The article addresses the very popular notion of “an attitude of gratitude” and how proponents of positive thinking suggest that nourishing that attitude translates into increased happiness, better health, and overall wellbeing. The author points out that much of what we do to express gratitude does not require interactions with other people and is selfishness. An example of that selfishness is creating a gratitude journal and writing down things like being grateful for having a roof over your head and food on the table.

It is great to be thankful for having food on the table, but this type of gratitude doesn’t recognize all the people (the community) involved in putting food on our tables – farmers, laborers, truckers, and many others. The author suggests that instead of gratitude we should instead practice “solidarity” and try to get people a better working environment or conditions and higher wages – as a way of truly expressing gratitude that does much more than making a list.
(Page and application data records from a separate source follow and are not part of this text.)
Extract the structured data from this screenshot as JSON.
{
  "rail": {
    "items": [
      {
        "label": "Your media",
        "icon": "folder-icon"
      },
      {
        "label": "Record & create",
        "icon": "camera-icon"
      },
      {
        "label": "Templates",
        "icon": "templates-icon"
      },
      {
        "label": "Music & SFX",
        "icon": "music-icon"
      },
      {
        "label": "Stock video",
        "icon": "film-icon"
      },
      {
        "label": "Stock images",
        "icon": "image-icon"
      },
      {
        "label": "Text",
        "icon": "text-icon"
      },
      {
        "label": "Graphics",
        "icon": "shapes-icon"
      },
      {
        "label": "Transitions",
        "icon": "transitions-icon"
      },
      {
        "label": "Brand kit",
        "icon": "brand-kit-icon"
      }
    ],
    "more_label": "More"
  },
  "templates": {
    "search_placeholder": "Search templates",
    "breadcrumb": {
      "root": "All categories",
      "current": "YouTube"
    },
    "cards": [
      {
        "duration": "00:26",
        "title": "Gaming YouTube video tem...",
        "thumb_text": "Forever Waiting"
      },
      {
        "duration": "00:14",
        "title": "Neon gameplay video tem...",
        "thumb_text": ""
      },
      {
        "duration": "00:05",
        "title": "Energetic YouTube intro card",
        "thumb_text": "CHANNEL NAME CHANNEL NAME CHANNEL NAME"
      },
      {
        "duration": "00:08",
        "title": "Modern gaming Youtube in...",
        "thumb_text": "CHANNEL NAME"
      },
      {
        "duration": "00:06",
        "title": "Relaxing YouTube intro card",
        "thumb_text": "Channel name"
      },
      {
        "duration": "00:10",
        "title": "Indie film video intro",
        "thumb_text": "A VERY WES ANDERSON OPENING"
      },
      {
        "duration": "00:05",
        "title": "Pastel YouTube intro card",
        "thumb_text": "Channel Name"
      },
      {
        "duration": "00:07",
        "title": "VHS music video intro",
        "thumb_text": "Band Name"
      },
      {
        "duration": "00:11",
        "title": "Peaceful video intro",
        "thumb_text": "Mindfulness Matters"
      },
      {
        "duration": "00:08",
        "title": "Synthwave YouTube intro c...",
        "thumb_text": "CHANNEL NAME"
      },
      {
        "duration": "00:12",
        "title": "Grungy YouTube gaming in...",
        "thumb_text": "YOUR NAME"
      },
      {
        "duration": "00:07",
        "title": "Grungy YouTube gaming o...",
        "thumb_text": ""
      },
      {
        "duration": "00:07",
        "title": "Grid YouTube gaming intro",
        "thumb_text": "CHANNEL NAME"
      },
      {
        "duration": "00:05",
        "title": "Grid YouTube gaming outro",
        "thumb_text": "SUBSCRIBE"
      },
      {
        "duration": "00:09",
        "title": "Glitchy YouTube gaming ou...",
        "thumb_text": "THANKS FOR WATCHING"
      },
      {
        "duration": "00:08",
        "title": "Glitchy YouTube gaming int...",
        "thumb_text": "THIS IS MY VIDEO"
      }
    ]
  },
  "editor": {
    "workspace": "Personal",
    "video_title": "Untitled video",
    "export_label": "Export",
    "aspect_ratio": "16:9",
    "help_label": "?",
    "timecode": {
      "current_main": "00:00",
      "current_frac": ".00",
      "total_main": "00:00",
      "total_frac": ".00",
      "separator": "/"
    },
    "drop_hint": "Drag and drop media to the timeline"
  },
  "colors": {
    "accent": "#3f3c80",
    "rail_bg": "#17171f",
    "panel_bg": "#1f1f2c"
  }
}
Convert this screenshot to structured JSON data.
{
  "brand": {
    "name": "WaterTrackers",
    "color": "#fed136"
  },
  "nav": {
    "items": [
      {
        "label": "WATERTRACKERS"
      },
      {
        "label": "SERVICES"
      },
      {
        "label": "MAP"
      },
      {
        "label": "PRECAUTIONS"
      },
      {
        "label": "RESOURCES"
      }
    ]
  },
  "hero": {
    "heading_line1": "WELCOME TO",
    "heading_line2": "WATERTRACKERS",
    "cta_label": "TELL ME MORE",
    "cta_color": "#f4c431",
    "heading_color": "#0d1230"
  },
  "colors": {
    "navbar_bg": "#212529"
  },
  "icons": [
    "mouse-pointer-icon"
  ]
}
I’m not going to throw out the idea of a gratitude journal or list. I like putting gratitude in the forefront of my thoughts every day, but the premise of the article is great to consider. I see how keeping a list does something to elevate my mood, but it doesn’t do anything for anyone else. A list may make me feel good, but it doesn’t make the world a better place.

As a writer, working alone in my living room most days of the week, it is important for me to do things for other people. It is important for me to get out of my thoughts and my world from time to time. Writing is a solitary experience and although I can write articles and essays that address inequality, marginalization, injustice, etc. it isn’t the same as talking to people, thanking them and finding out what it is that would make their life better.

And even if it turns out that there is little I can do to make someone’s life better, I can be kind to the people behind the counter at the grocery store. I can be kind to the baristas at the coffee shop. I can be kind to the mailperson, and the garbage collectors. I can wish them a good day, and maybe even ask them their name. I can keep my eyes and ears open for ways to make their lives better because their work makes my life better and being willing to act on that is true gratitude – a kind of thanksgiving- giving something to those who make our lives easier and more comfortable. It takes a community to create a working society, and every member’s contribution is valuable. Maybe keeping a list can be the beginning of not taking anyone for granted.